What to produce: Go through the records below and report each line with "icon" in it.
═══ Input records
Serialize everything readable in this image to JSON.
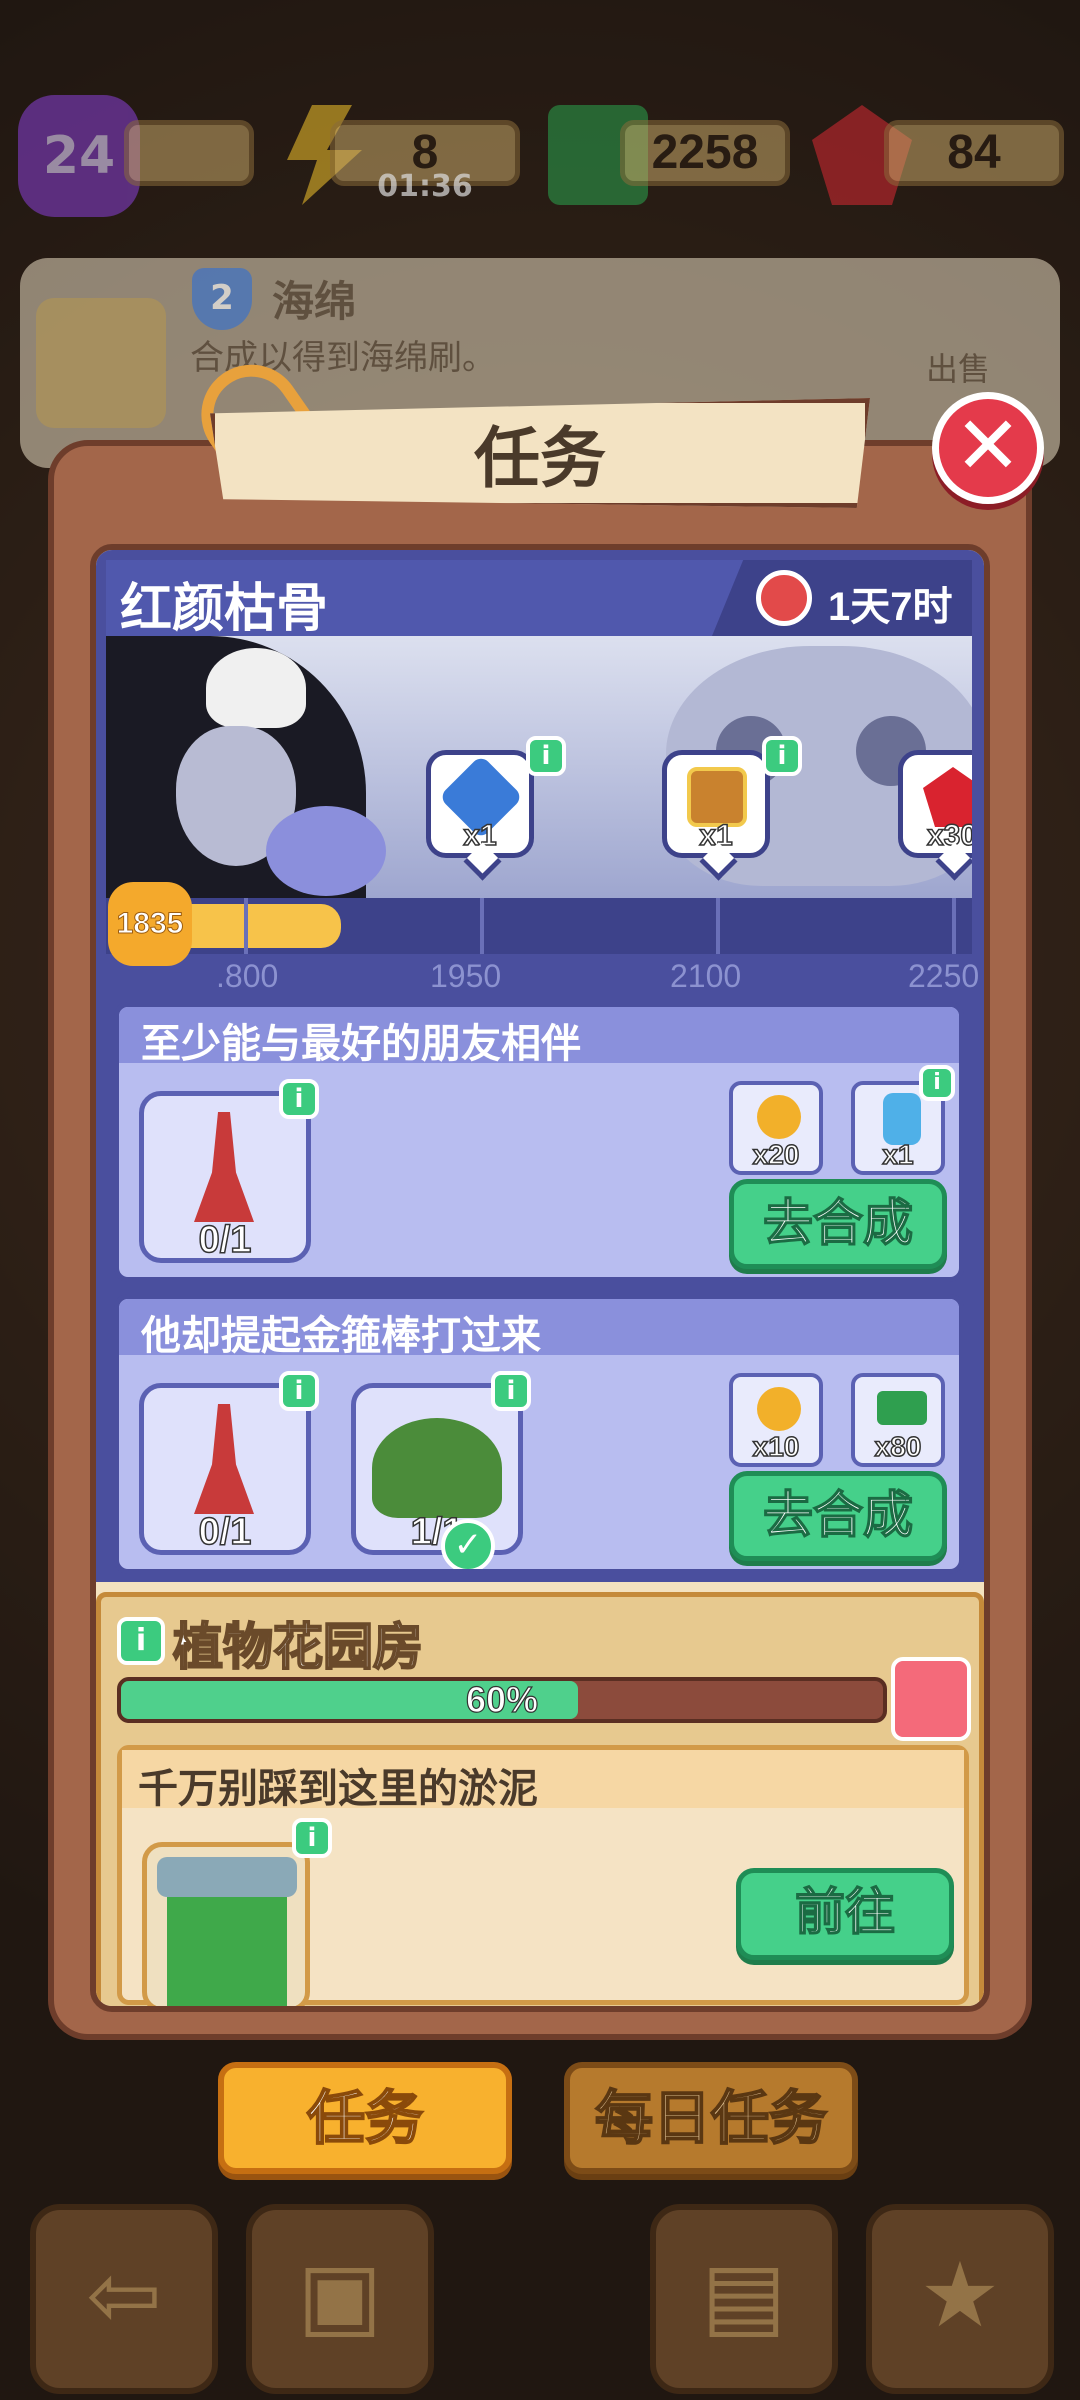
{
  "hud": {
    "level": "24",
    "energy": "8",
    "energy_timer": "01:36",
    "cash": "2258",
    "gems": "84"
  },
  "infocard": {
    "shield_level": "2",
    "item_name": "海绵",
    "description": "合成以得到海绵刷。",
    "sell_label": "出售"
  },
  "modal": {
    "title": "任务",
    "close_glyph": "✕",
    "event": {
      "name": "红颜枯骨",
      "timer": "1天7时",
      "progress": {
        "current_label": "1835",
        "current_value": 1835,
        "ticks": [
          ".800",
          "1950",
          "2100",
          "2250"
        ],
        "rewards": [
          {
            "icon": "hourglass-gem-icon",
            "count": "x1"
          },
          {
            "icon": "treasure-chest-icon",
            "count": "x1"
          },
          {
            "icon": "ruby-icon",
            "count": "x30"
          }
        ]
      },
      "tasks": [
        {
          "title": "至少能与最好的朋友相伴",
          "items": [
            {
              "icon": "brush-icon",
              "count": "0/1"
            }
          ],
          "rewards": [
            {
              "icon": "sunflower-skull-icon",
              "count": "x20"
            },
            {
              "icon": "potion-bottle-icon",
              "count": "x1"
            }
          ],
          "button": "去合成"
        },
        {
          "title": "他却提起金箍棒打过来",
          "items": [
            {
              "icon": "brush-icon",
              "count": "0/1"
            },
            {
              "icon": "flower-pot-icon",
              "count": "1/1"
            }
          ],
          "rewards": [
            {
              "icon": "sunflower-skull-icon",
              "count": "x10"
            },
            {
              "icon": "cash-icon",
              "count": "x80"
            }
          ],
          "button": "去合成"
        }
      ]
    },
    "garden": {
      "name": "植物花园房",
      "progress_label": "60%",
      "progress_value": 0.6,
      "task_title": "千万别踩到这里的淤泥",
      "task_item_icon": "trash-bin-icon",
      "button": "前往"
    }
  },
  "tabs": {
    "active": "任务",
    "inactive": "每日任务"
  },
  "info_glyph": "i",
  "check_glyph": "✓",
  "colors": {
    "accent_green": "#45d08a",
    "event_blue": "#4a4f9e",
    "tab_orange": "#f8b12e",
    "close_red": "#e43a4b"
  }
}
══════
Answer below:
            "icon": "hourglass-gem-icon",
            "icon": "treasure-chest-icon",
            "icon": "ruby-icon",
              "icon": "brush-icon",
              "icon": "sunflower-skull-icon",
              "icon": "potion-bottle-icon",
              "icon": "brush-icon",
              "icon": "flower-pot-icon",
              "icon": "sunflower-skull-icon",
              "icon": "cash-icon",
      "task_item_icon": "trash-bin-icon",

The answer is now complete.